=== Begin Enclosure ===
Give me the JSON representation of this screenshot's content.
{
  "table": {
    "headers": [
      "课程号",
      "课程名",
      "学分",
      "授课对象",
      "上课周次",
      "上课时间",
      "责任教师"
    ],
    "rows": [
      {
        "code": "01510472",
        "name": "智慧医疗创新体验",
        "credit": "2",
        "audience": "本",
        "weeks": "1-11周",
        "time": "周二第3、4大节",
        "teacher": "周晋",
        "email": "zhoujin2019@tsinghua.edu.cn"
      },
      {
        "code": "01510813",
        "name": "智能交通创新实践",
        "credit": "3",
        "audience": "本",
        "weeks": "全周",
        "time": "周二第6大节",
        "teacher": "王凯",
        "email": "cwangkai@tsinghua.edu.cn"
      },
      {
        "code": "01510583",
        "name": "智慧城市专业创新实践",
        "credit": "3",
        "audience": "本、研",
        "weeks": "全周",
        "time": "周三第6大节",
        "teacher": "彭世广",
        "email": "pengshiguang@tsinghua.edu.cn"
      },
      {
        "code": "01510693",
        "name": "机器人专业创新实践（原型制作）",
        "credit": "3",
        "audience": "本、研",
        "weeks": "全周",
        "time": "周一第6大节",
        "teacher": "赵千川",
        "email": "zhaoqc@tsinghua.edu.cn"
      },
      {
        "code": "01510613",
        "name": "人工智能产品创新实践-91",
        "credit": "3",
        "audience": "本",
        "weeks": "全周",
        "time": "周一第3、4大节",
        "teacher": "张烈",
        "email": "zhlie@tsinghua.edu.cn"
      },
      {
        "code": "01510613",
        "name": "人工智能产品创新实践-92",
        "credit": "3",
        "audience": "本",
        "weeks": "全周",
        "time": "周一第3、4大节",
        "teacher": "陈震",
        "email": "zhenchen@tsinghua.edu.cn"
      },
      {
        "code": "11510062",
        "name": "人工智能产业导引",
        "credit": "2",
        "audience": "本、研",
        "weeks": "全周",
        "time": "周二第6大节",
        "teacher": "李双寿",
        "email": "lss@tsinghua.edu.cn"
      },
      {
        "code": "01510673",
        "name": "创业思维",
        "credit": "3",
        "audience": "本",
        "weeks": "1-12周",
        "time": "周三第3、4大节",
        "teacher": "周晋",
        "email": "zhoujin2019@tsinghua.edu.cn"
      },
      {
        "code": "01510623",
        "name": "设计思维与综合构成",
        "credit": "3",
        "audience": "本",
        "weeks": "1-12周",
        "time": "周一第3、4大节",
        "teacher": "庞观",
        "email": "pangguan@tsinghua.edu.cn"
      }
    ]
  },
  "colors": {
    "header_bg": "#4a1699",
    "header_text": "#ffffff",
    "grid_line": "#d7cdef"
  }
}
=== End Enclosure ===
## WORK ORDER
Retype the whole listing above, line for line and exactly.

## EXERCISE SOLUTION
Give me the JSON representation of this screenshot's content.
{
  "table": {
    "headers": [
      "课程号",
      "课程名",
      "学分",
      "授课对象",
      "上课周次",
      "上课时间",
      "责任教师"
    ],
    "rows": [
      {
        "code": "01510472",
        "name": "智慧医疗创新体验",
        "credit": "2",
        "audience": "本",
        "weeks": "1-11周",
        "time": "周二第3、4大节",
        "teacher": "周晋",
        "email": "zhoujin2019@tsinghua.edu.cn"
      },
      {
        "code": "01510813",
        "name": "智能交通创新实践",
        "credit": "3",
        "audience": "本",
        "weeks": "全周",
        "time": "周二第6大节",
        "teacher": "王凯",
        "email": "cwangkai@tsinghua.edu.cn"
      },
      {
        "code": "01510583",
        "name": "智慧城市专业创新实践",
        "credit": "3",
        "audience": "本、研",
        "weeks": "全周",
        "time": "周三第6大节",
        "teacher": "彭世广",
        "email": "pengshiguang@tsinghua.edu.cn"
      },
      {
        "code": "01510693",
        "name": "机器人专业创新实践（原型制作）",
        "credit": "3",
        "audience": "本、研",
        "weeks": "全周",
        "time": "周一第6大节",
        "teacher": "赵千川",
        "email": "zhaoqc@tsinghua.edu.cn"
      },
      {
        "code": "01510613",
        "name": "人工智能产品创新实践-91",
        "credit": "3",
        "audience": "本",
        "weeks": "全周",
        "time": "周一第3、4大节",
        "teacher": "张烈",
        "email": "zhlie@tsinghua.edu.cn"
      },
      {
        "code": "01510613",
        "name": "人工智能产品创新实践-92",
        "credit": "3",
        "audience": "本",
        "weeks": "全周",
        "time": "周一第3、4大节",
        "teacher": "陈震",
        "email": "zhenchen@tsinghua.edu.cn"
      },
      {
        "code": "11510062",
        "name": "人工智能产业导引",
        "credit": "2",
        "audience": "本、研",
        "weeks": "全周",
        "time": "周二第6大节",
        "teacher": "李双寿",
        "email": "lss@tsinghua.edu.cn"
      },
      {
        "code": "01510673",
        "name": "创业思维",
        "credit": "3",
        "audience": "本",
        "weeks": "1-12周",
        "time": "周三第3、4大节",
        "teacher": "周晋",
        "email": "zhoujin2019@tsinghua.edu.cn"
      },
      {
        "code": "01510623",
        "name": "设计思维与综合构成",
        "credit": "3",
        "audience": "本",
        "weeks": "1-12周",
        "time": "周一第3、4大节",
        "teacher": "庞观",
        "email": "pangguan@tsinghua.edu.cn"
      }
    ]
  },
  "colors": {
    "header_bg": "#4a1699",
    "header_text": "#ffffff",
    "grid_line": "#d7cdef"
  }
}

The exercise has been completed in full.